══ DATASET ENTRIES

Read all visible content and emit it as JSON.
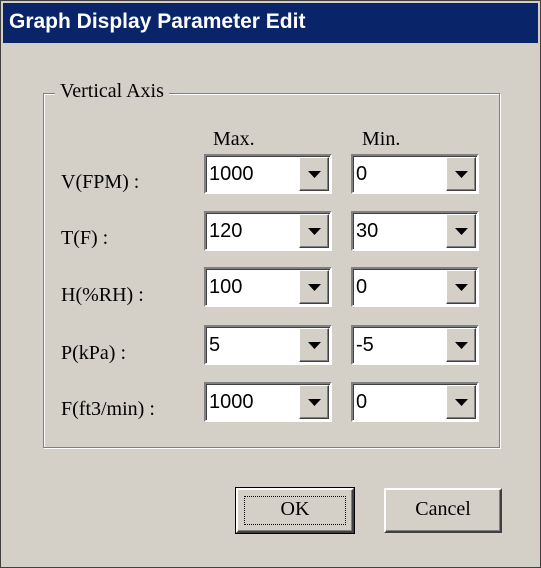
{
  "window": {
    "title": "Graph Display Parameter Edit"
  },
  "group": {
    "label": "Vertical Axis"
  },
  "columns": {
    "max": "Max.",
    "min": "Min."
  },
  "rows": [
    {
      "label": "V(FPM) :",
      "max": "1000",
      "min": "0"
    },
    {
      "label": "T(F) :",
      "max": "120",
      "min": "30"
    },
    {
      "label": "H(%RH) :",
      "max": "100",
      "min": "0"
    },
    {
      "label": "P(kPa) :",
      "max": "5",
      "min": "-5"
    },
    {
      "label": "F(ft3/min) :",
      "max": "1000",
      "min": "0"
    }
  ],
  "buttons": {
    "ok": "OK",
    "cancel": "Cancel"
  },
  "icons": {
    "dropdown": "dropdown-arrow-icon"
  }
}
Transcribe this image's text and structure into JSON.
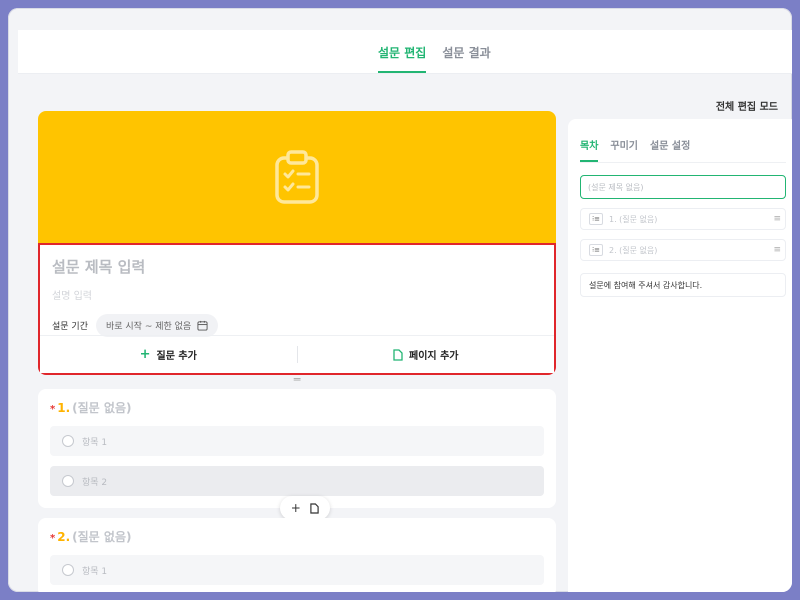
{
  "header": {
    "tabs": [
      {
        "label": "설문 편집",
        "active": true
      },
      {
        "label": "설문 결과",
        "active": false
      }
    ],
    "edit_mode_label": "전체 편집 모드"
  },
  "survey": {
    "banner_icon": "clipboard-check-icon",
    "title_placeholder": "설문 제목 입력",
    "description_placeholder": "설명 입력",
    "period_label": "설문 기간",
    "period_value": "바로 시작 ~ 제한 없음",
    "add_question_label": "질문 추가",
    "add_page_label": "페이지 추가"
  },
  "questions": [
    {
      "number": "1.",
      "title": "(질문 없음)",
      "options": [
        "항목 1",
        "항목 2"
      ]
    },
    {
      "number": "2.",
      "title": "(질문 없음)",
      "options": [
        "항목 1"
      ]
    }
  ],
  "right_panel": {
    "tabs": [
      {
        "label": "목차",
        "active": true
      },
      {
        "label": "꾸미기",
        "active": false
      },
      {
        "label": "설문 설정",
        "active": false
      }
    ],
    "title_placeholder": "(설문 제목 없음)",
    "items": [
      "1. (질문 없음)",
      "2. (질문 없음)"
    ],
    "end_message": "설문에 참여해 주셔서 감사합니다."
  },
  "colors": {
    "accent": "#22b573",
    "banner": "#ffc400",
    "highlight_border": "#e0262b",
    "required": "#e53935",
    "number": "#ffb300"
  }
}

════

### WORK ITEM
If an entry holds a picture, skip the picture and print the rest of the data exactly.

### PROBLEM SOLUTION
Read all visible content and emit it as JSON.
{
  "window": {
    "title": "Graph Display Parameter Edit"
  },
  "group": {
    "label": "Vertical Axis"
  },
  "columns": {
    "max": "Max.",
    "min": "Min."
  },
  "rows": [
    {
      "label": "V(FPM) :",
      "max": "1000",
      "min": "0"
    },
    {
      "label": "T(F) :",
      "max": "120",
      "min": "30"
    },
    {
      "label": "H(%RH) :",
      "max": "100",
      "min": "0"
    },
    {
      "label": "P(kPa) :",
      "max": "5",
      "min": "-5"
    },
    {
      "label": "F(ft3/min) :",
      "max": "1000",
      "min": "0"
    }
  ],
  "buttons": {
    "ok": "OK",
    "cancel": "Cancel"
  },
  "icons": {
    "dropdown": "dropdown-arrow-icon"
  }
}
Transcribe this image's text and structure into JSON.
{
  "header": {
    "tabs": [
      {
        "label": "설문 편집",
        "active": true
      },
      {
        "label": "설문 결과",
        "active": false
      }
    ],
    "edit_mode_label": "전체 편집 모드"
  },
  "survey": {
    "banner_icon": "clipboard-check-icon",
    "title_placeholder": "설문 제목 입력",
    "description_placeholder": "설명 입력",
    "period_label": "설문 기간",
    "period_value": "바로 시작 ~ 제한 없음",
    "add_question_label": "질문 추가",
    "add_page_label": "페이지 추가"
  },
  "questions": [
    {
      "number": "1.",
      "title": "(질문 없음)",
      "options": [
        "항목 1",
        "항목 2"
      ]
    },
    {
      "number": "2.",
      "title": "(질문 없음)",
      "options": [
        "항목 1"
      ]
    }
  ],
  "right_panel": {
    "tabs": [
      {
        "label": "목차",
        "active": true
      },
      {
        "label": "꾸미기",
        "active": false
      },
      {
        "label": "설문 설정",
        "active": false
      }
    ],
    "title_placeholder": "(설문 제목 없음)",
    "items": [
      "1. (질문 없음)",
      "2. (질문 없음)"
    ],
    "end_message": "설문에 참여해 주셔서 감사합니다."
  },
  "colors": {
    "accent": "#22b573",
    "banner": "#ffc400",
    "highlight_border": "#e0262b",
    "required": "#e53935",
    "number": "#ffb300"
  }
}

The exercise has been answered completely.